If you’re a little germaphobic, you may also remember a lot of licking of sticky fingers, no matter how vigilant parents and volunteers tried to be with cleaning wipes. Clearly, this isn’t something we could continue with COVID cases on the rise. But we couldn’t completely give up on such a wonderful tradition.
So here are some ways you can build a house with the YWCA and remember all the women and families who need a safe home this holiday season. (Note: The more popular videos may require waiting to skip ads.)
1. Graham cracker houses.
If you’ve made Hansel & Gretel houses before, this process will look familiar. Our volunteers always broke a lot of crackers trying to trim gables, so sometimes we gave up and left the roofs open. But this mom makes it look easy using a serrated knife with short sawing motions to form roof peaks. We always ordered royal icing from the bakery, but these are assembled using a can of dollar store frosting. You can pick up candy there too. We never bought discount graham crackers, though, because we thought they’d break more easily. Let us know if you are successful!
2. Graham crackers, take 2

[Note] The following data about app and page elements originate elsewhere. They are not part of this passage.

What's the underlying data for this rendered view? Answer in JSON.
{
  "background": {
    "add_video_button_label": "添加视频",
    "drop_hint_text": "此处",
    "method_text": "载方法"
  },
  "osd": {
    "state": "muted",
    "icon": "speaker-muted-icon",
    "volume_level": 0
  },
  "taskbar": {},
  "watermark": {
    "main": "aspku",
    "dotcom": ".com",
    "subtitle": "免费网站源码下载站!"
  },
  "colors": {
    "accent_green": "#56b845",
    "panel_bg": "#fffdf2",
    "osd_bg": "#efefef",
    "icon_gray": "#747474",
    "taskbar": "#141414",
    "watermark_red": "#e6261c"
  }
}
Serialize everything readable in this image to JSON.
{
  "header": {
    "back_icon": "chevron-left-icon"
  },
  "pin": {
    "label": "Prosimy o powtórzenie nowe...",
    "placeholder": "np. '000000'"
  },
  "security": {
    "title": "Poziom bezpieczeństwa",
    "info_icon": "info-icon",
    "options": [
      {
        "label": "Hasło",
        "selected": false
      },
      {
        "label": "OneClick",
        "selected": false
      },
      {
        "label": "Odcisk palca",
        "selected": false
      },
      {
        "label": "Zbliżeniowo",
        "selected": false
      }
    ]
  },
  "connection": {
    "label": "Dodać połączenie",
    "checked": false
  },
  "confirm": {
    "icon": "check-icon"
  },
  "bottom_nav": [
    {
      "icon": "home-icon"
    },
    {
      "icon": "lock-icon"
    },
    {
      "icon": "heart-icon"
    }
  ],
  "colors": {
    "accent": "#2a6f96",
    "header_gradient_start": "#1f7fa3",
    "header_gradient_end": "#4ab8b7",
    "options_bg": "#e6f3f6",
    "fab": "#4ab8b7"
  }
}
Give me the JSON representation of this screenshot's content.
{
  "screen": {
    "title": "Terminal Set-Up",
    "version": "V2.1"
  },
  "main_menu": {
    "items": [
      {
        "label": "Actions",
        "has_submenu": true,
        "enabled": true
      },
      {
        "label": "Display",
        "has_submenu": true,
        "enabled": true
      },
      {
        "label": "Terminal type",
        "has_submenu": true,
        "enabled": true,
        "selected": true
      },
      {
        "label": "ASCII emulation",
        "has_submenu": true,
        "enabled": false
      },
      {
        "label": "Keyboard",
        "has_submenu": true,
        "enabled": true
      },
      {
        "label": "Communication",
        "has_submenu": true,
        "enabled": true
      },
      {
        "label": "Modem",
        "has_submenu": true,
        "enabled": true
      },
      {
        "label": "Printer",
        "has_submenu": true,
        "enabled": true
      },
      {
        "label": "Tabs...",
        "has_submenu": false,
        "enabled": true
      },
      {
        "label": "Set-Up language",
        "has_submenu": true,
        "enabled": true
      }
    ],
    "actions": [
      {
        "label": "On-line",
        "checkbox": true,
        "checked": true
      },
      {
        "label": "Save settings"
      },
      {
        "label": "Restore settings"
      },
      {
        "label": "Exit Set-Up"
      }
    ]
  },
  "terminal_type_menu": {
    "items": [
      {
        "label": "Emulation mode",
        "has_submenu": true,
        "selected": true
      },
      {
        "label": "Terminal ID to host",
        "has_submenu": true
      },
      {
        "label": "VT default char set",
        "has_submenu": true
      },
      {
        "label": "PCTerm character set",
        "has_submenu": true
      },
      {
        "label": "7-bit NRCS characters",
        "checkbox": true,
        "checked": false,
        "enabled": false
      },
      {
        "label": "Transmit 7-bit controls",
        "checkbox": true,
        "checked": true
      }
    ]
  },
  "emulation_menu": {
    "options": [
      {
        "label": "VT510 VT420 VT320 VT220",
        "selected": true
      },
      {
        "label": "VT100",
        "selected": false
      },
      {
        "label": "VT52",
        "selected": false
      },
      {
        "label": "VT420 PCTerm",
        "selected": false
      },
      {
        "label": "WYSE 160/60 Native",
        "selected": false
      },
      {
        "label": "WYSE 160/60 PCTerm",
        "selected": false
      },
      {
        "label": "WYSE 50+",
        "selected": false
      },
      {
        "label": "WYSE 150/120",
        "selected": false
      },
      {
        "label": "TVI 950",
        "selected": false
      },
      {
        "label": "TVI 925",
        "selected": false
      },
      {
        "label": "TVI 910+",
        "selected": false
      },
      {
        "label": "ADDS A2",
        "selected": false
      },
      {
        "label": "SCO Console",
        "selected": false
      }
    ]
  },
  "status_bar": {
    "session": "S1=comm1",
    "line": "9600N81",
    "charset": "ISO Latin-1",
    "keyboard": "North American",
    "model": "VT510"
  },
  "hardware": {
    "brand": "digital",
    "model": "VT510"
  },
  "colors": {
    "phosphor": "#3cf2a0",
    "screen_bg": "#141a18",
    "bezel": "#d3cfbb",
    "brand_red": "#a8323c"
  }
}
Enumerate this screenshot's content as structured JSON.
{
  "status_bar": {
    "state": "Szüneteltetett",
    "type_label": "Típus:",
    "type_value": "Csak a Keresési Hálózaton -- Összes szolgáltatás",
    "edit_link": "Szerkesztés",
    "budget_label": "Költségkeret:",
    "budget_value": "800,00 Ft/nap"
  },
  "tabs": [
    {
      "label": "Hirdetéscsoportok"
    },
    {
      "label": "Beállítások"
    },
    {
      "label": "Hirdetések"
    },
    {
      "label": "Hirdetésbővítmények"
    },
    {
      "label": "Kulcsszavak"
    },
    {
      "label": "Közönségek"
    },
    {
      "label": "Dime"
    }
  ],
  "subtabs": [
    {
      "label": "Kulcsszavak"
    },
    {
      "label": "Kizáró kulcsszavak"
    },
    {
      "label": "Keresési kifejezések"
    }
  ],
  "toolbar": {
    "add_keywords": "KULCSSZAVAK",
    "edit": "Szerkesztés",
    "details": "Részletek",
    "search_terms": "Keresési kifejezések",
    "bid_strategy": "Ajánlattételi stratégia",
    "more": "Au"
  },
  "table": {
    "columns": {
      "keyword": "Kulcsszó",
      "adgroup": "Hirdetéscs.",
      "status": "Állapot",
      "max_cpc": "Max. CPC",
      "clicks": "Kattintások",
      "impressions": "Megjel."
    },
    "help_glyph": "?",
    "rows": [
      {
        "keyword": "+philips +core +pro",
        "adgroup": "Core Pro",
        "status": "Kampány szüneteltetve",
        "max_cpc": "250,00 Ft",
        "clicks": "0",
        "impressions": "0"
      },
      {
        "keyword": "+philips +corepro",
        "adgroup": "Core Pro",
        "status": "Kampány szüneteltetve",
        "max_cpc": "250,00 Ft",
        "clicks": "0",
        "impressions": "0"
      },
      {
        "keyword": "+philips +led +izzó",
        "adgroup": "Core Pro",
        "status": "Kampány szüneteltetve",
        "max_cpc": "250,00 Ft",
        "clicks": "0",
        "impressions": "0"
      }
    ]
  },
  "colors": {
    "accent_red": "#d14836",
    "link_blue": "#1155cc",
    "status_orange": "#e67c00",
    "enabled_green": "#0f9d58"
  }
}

Here’s a clear tutorial on building sturdy, tidy graham cracker houses. It uses a simple icing of powdered sugar + water that appears to work quite well. The demo doesn’t include decorating techniques, but check out the pretzels in the photo for an idea.
3. Upgrade your house with Pop-Tarts
This may not be the healthiest choice for everyday snacking, but toaster pastries make a cute, quick little house. You’ll need six to make one house, so look for a multipack.
4. Homemade gingerbread for purists
You’ll love Jemma and her tasty tiny houses! You may need to hit up Google for UK-to-US conversion of measurements, or to figure out a substitute for ingredients you can’t find here (golden syrup?), but the size makes a perfect little house for sharing, especially if you don’t want to pile on a lot of candy.
5. One more homemade option
Sally makes her house from scratch with royal icing and buttercream. She also uses some fancy tools. But like she says, there are no rules for making a gingerbread house. Have fun and don’t be afraid to improvise!
6. Buy a kit
Just about every store seems to have a gingerbread house kit, whether you’re shopping online or going inside. Several are in the $10 range, which might cost less than a shopping trip for supplies. Just don’t wait too long to pick yours out…you never know what’s going to run short this year!
Thousands of holiday houses are waiting to be discovered if you go down the Internet rabbit hole. You’ll find everything from raw eggs to hot glue holding houses together and decorations from museum-quality to truly disastrous. Remember: If your house collapses, add a dinosaur!